Problem to work on :: The records below must be output exactly, without pictures.

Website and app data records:
((

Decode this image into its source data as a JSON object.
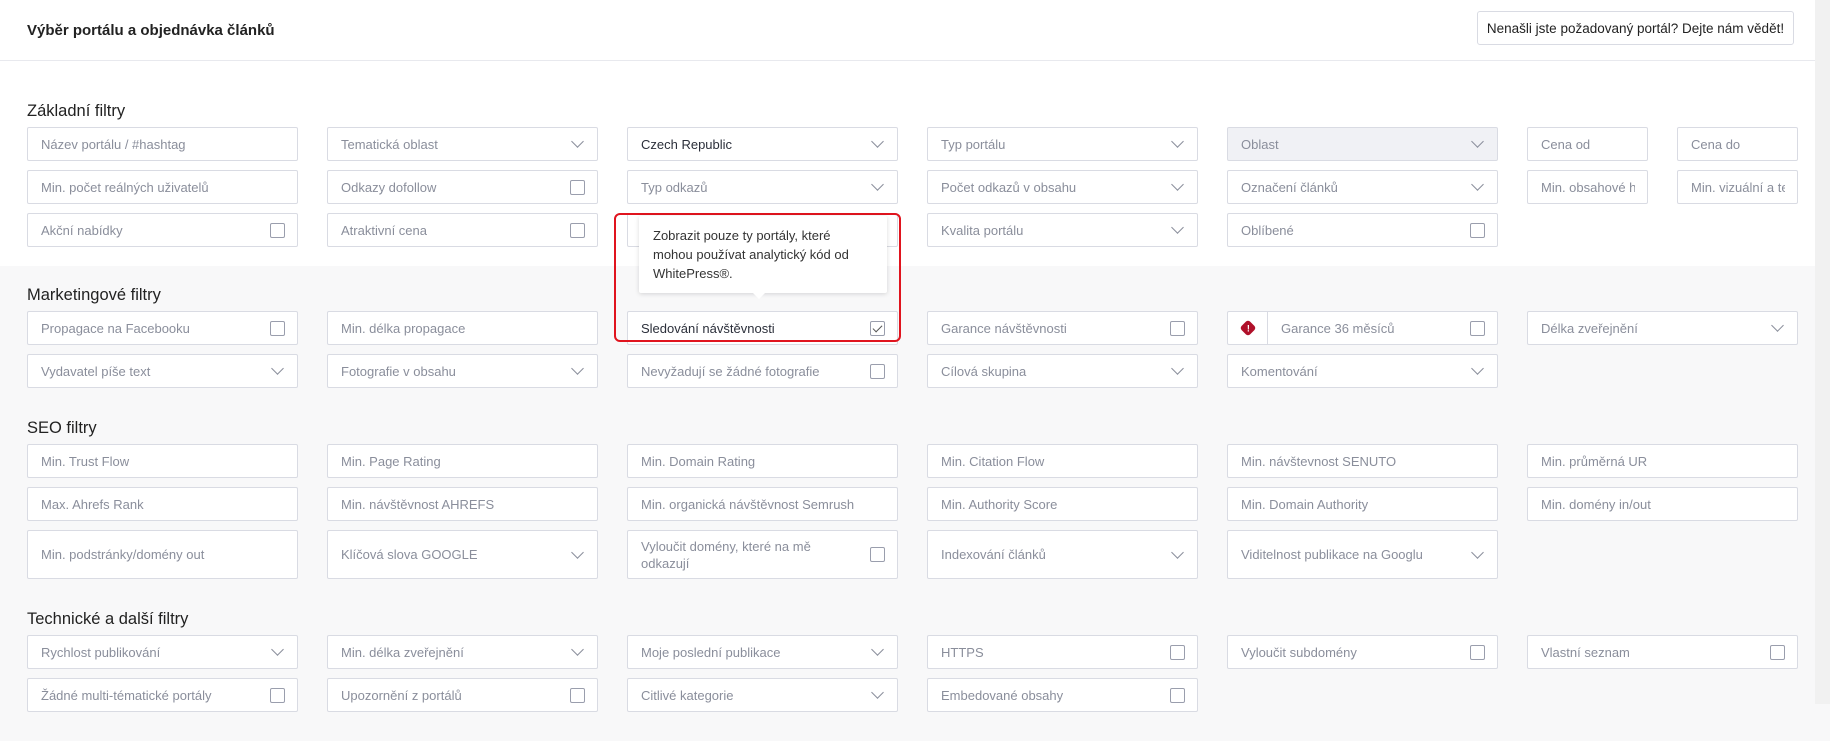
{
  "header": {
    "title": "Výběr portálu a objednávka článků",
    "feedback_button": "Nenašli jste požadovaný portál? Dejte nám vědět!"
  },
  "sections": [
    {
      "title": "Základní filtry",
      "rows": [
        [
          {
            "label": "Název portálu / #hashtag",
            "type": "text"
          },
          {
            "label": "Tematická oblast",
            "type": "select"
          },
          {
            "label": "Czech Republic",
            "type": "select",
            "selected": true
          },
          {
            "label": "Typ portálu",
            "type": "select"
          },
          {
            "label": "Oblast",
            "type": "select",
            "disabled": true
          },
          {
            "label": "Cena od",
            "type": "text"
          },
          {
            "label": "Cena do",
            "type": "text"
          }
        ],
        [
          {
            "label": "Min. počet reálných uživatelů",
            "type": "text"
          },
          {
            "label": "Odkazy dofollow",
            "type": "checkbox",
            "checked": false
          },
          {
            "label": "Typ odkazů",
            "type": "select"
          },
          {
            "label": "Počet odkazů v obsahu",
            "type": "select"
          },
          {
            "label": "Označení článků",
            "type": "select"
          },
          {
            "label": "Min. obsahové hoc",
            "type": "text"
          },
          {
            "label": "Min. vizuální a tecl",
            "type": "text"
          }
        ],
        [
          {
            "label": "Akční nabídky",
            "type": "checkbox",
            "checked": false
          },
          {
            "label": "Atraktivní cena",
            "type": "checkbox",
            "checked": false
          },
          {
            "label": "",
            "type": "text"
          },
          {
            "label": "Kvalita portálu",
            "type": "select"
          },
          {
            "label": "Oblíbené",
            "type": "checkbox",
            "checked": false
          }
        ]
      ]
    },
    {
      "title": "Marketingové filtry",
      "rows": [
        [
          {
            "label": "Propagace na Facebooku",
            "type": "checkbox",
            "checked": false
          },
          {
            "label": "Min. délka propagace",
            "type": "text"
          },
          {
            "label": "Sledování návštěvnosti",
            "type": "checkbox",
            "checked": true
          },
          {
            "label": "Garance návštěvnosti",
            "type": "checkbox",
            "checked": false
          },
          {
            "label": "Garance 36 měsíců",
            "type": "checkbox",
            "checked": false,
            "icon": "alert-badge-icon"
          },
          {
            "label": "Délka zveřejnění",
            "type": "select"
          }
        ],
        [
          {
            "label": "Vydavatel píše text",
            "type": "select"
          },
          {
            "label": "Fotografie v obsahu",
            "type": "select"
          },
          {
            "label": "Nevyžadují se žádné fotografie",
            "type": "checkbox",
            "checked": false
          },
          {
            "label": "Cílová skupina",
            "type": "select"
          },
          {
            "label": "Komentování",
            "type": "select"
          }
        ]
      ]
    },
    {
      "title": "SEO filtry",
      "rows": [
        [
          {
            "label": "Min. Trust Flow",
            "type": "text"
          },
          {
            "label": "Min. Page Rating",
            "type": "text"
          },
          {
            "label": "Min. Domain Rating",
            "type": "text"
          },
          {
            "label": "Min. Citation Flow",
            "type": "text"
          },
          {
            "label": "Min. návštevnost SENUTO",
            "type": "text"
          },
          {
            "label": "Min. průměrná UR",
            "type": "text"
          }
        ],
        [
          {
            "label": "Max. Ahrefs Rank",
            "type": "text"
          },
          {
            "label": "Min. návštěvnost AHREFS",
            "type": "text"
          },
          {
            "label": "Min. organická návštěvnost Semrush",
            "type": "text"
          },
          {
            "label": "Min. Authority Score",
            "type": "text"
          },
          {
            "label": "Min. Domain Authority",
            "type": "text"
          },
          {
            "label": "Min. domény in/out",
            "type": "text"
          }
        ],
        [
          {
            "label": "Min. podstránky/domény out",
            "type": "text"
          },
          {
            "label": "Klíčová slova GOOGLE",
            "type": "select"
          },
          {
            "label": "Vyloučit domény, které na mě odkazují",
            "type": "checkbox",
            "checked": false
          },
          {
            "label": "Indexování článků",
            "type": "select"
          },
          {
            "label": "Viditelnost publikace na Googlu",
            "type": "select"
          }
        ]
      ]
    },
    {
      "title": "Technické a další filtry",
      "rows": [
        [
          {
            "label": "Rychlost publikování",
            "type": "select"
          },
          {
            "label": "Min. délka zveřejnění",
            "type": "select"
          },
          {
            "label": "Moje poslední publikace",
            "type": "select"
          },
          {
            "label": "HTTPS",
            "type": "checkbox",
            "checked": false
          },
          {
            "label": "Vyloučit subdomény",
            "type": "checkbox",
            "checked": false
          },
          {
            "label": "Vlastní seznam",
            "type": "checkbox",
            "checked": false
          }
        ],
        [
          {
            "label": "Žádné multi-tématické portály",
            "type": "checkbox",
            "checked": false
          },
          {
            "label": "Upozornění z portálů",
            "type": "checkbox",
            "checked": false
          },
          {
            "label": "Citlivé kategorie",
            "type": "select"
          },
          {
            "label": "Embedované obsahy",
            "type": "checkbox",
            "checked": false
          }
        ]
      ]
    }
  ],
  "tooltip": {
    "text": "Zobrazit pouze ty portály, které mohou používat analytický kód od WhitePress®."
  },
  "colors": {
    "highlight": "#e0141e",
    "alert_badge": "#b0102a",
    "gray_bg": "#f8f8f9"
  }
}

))

Your response ::
Decode this image into its source data as a JSON object.
{
  "header": {
    "title": "Výběr portálu a objednávka článků",
    "feedback_button": "Nenašli jste požadovaný portál? Dejte nám vědět!"
  },
  "sections": [
    {
      "title": "Základní filtry",
      "rows": [
        [
          {
            "label": "Název portálu / #hashtag",
            "type": "text"
          },
          {
            "label": "Tematická oblast",
            "type": "select"
          },
          {
            "label": "Czech Republic",
            "type": "select",
            "selected": true
          },
          {
            "label": "Typ portálu",
            "type": "select"
          },
          {
            "label": "Oblast",
            "type": "select",
            "disabled": true
          },
          {
            "label": "Cena od",
            "type": "text"
          },
          {
            "label": "Cena do",
            "type": "text"
          }
        ],
        [
          {
            "label": "Min. počet reálných uživatelů",
            "type": "text"
          },
          {
            "label": "Odkazy dofollow",
            "type": "checkbox",
            "checked": false
          },
          {
            "label": "Typ odkazů",
            "type": "select"
          },
          {
            "label": "Počet odkazů v obsahu",
            "type": "select"
          },
          {
            "label": "Označení článků",
            "type": "select"
          },
          {
            "label": "Min. obsahové hoc",
            "type": "text"
          },
          {
            "label": "Min. vizuální a tecl",
            "type": "text"
          }
        ],
        [
          {
            "label": "Akční nabídky",
            "type": "checkbox",
            "checked": false
          },
          {
            "label": "Atraktivní cena",
            "type": "checkbox",
            "checked": false
          },
          {
            "label": "",
            "type": "text"
          },
          {
            "label": "Kvalita portálu",
            "type": "select"
          },
          {
            "label": "Oblíbené",
            "type": "checkbox",
            "checked": false
          }
        ]
      ]
    },
    {
      "title": "Marketingové filtry",
      "rows": [
        [
          {
            "label": "Propagace na Facebooku",
            "type": "checkbox",
            "checked": false
          },
          {
            "label": "Min. délka propagace",
            "type": "text"
          },
          {
            "label": "Sledování návštěvnosti",
            "type": "checkbox",
            "checked": true
          },
          {
            "label": "Garance návštěvnosti",
            "type": "checkbox",
            "checked": false
          },
          {
            "label": "Garance 36 měsíců",
            "type": "checkbox",
            "checked": false,
            "icon": "alert-badge-icon"
          },
          {
            "label": "Délka zveřejnění",
            "type": "select"
          }
        ],
        [
          {
            "label": "Vydavatel píše text",
            "type": "select"
          },
          {
            "label": "Fotografie v obsahu",
            "type": "select"
          },
          {
            "label": "Nevyžadují se žádné fotografie",
            "type": "checkbox",
            "checked": false
          },
          {
            "label": "Cílová skupina",
            "type": "select"
          },
          {
            "label": "Komentování",
            "type": "select"
          }
        ]
      ]
    },
    {
      "title": "SEO filtry",
      "rows": [
        [
          {
            "label": "Min. Trust Flow",
            "type": "text"
          },
          {
            "label": "Min. Page Rating",
            "type": "text"
          },
          {
            "label": "Min. Domain Rating",
            "type": "text"
          },
          {
            "label": "Min. Citation Flow",
            "type": "text"
          },
          {
            "label": "Min. návštevnost SENUTO",
            "type": "text"
          },
          {
            "label": "Min. průměrná UR",
            "type": "text"
          }
        ],
        [
          {
            "label": "Max. Ahrefs Rank",
            "type": "text"
          },
          {
            "label": "Min. návštěvnost AHREFS",
            "type": "text"
          },
          {
            "label": "Min. organická návštěvnost Semrush",
            "type": "text"
          },
          {
            "label": "Min. Authority Score",
            "type": "text"
          },
          {
            "label": "Min. Domain Authority",
            "type": "text"
          },
          {
            "label": "Min. domény in/out",
            "type": "text"
          }
        ],
        [
          {
            "label": "Min. podstránky/domény out",
            "type": "text"
          },
          {
            "label": "Klíčová slova GOOGLE",
            "type": "select"
          },
          {
            "label": "Vyloučit domény, které na mě odkazují",
            "type": "checkbox",
            "checked": false
          },
          {
            "label": "Indexování článků",
            "type": "select"
          },
          {
            "label": "Viditelnost publikace na Googlu",
            "type": "select"
          }
        ]
      ]
    },
    {
      "title": "Technické a další filtry",
      "rows": [
        [
          {
            "label": "Rychlost publikování",
            "type": "select"
          },
          {
            "label": "Min. délka zveřejnění",
            "type": "select"
          },
          {
            "label": "Moje poslední publikace",
            "type": "select"
          },
          {
            "label": "HTTPS",
            "type": "checkbox",
            "checked": false
          },
          {
            "label": "Vyloučit subdomény",
            "type": "checkbox",
            "checked": false
          },
          {
            "label": "Vlastní seznam",
            "type": "checkbox",
            "checked": false
          }
        ],
        [
          {
            "label": "Žádné multi-tématické portály",
            "type": "checkbox",
            "checked": false
          },
          {
            "label": "Upozornění z portálů",
            "type": "checkbox",
            "checked": false
          },
          {
            "label": "Citlivé kategorie",
            "type": "select"
          },
          {
            "label": "Embedované obsahy",
            "type": "checkbox",
            "checked": false
          }
        ]
      ]
    }
  ],
  "tooltip": {
    "text": "Zobrazit pouze ty portály, které mohou používat analytický kód od WhitePress®."
  },
  "colors": {
    "highlight": "#e0141e",
    "alert_badge": "#b0102a",
    "gray_bg": "#f8f8f9"
  }
}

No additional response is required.